I couldn’t have said this better myself. Reflecting back over the last twenty years, we have seen the time-honored and premier approach of vaginal hysterectomy slowly and painfully displaced by “new wrinkles” that have gained gynecologists’ enthusiasm. First, it was laparoscopy. This once novel approach appealed to the gynecologist’s desire to use the latest and greatest technology and toys – even if it came at a cost to women. At first, most laparoscopic hysterectomies were done as supra-cervical cases, as gynecologists slowly crawled up the learning curve. Leaving the cervix behind exposed women to risks, like cervical dysplasia and cancer, future prolapse, continued bleeding, and a possible future need for a trachelectomy. Once the cervix was within more gynecologists’ wheelhouse, a new cost to women arose: a near 10-fold increased risk of vaginal vault prolapse, along with significantly higher rates of bladder injuries, bowel injuries, and ureteric injuries. All the while, laparoscopic hysterectomy still trailed far behind vaginal hysterectomy in terms of cost, length of stay, cosmesis, and patient satisfaction.

Over time, vaginal surgery developed an increasingly-present crutch: laparoscopic-assistance. This tool was usually more a bandaid for declining vaginal skills than a true necessity. Pure vaginal hysterectomies were becoming relegated to surgeons over 50 years of age and to women with significant prolapse.

Soon enough, the next new operative wrinkle was the robot. The robot was supposed to fix many of the problems that the laparoscope had created: e.g., neck strain and back pain for the surgeon – while leading to improved exposure and instrument flexibility, etc. Yet, the only thing that really changed was an increased length of surgery, more and bigger holes on the abdomen, and substantially increased costs. Vaginal surgery, though, continued to fall into neglect and year after year it has become harder and harder to teach the next generation of gynecologists this cornerstone of our speciality due to fewer cases and poorer skills among attending physicians. A recent ACOG survey estimated that not even 1/3 of OB/GYN residents going into fellowship training are able to perform a vaginal hysterectomy independently.

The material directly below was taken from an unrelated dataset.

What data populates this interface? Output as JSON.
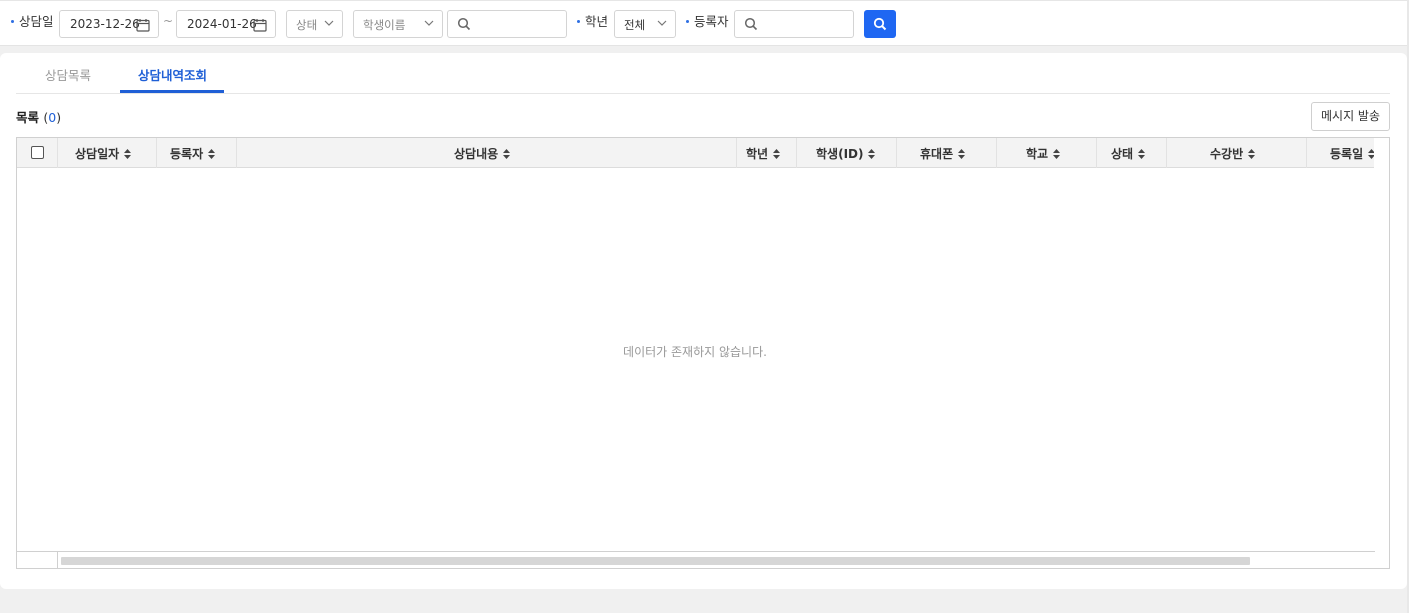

Thus, as the quote above proclaims, today there exists whole clinics where vaginal hysterectomy is a lost art; where it is performed, it is usually woefully under-utilized. But I must confess something to you: the above quotation was written by N. Sproat Heaney in 1940, some 76 years ago! You see, the robot and the laparoscope are not the first inferior tools to come along and threaten the existence of the vaginal hysterectomy. The first threat was the abdominal hysterectomy.

The first modern vaginal hysterectomy was performed by Conrad Langenbeck in 1813 (though vaginal hysterectomies for prolapse date back over 2000 years). It wasn’t until 1843 that Charles Clay did the first abdominal hysterectomy. Vaginal hysterectomy remained preeminent until the 1900s, when Howard Kelly, one of the “Big Four” at Johns Hopkins, decided that huge abdominal incisions were much better and therefore popularized the abdominal approach. Most other gynecologists joined in lock-step. They felt like “real” surgeons with their expansive incisions and two week hospitalizations.

Kelly promised better exposure than the vaginal route, and an opportunity to do other things while there, like appendectomies and the opportunity to work on any other pathology that might be discovered during this exploratory laparotomy. Sound familiar? Kelly and his followers exposed generations of women to unnecessary invasiveness and often unnecessary surgeries for what we now know today were just anatomic deviations. Heaney, in the above quote, gives as an example the surgical correction of Jackson’s membrane and he chides gynecologists who chose to “invade the abdomen for ‘chronic’ appendicitis.”

Well, at least nothing much has changed.

Heaney was courageous for standing up against the fads of his time and putting the health of women first. Might we be ever so valiant.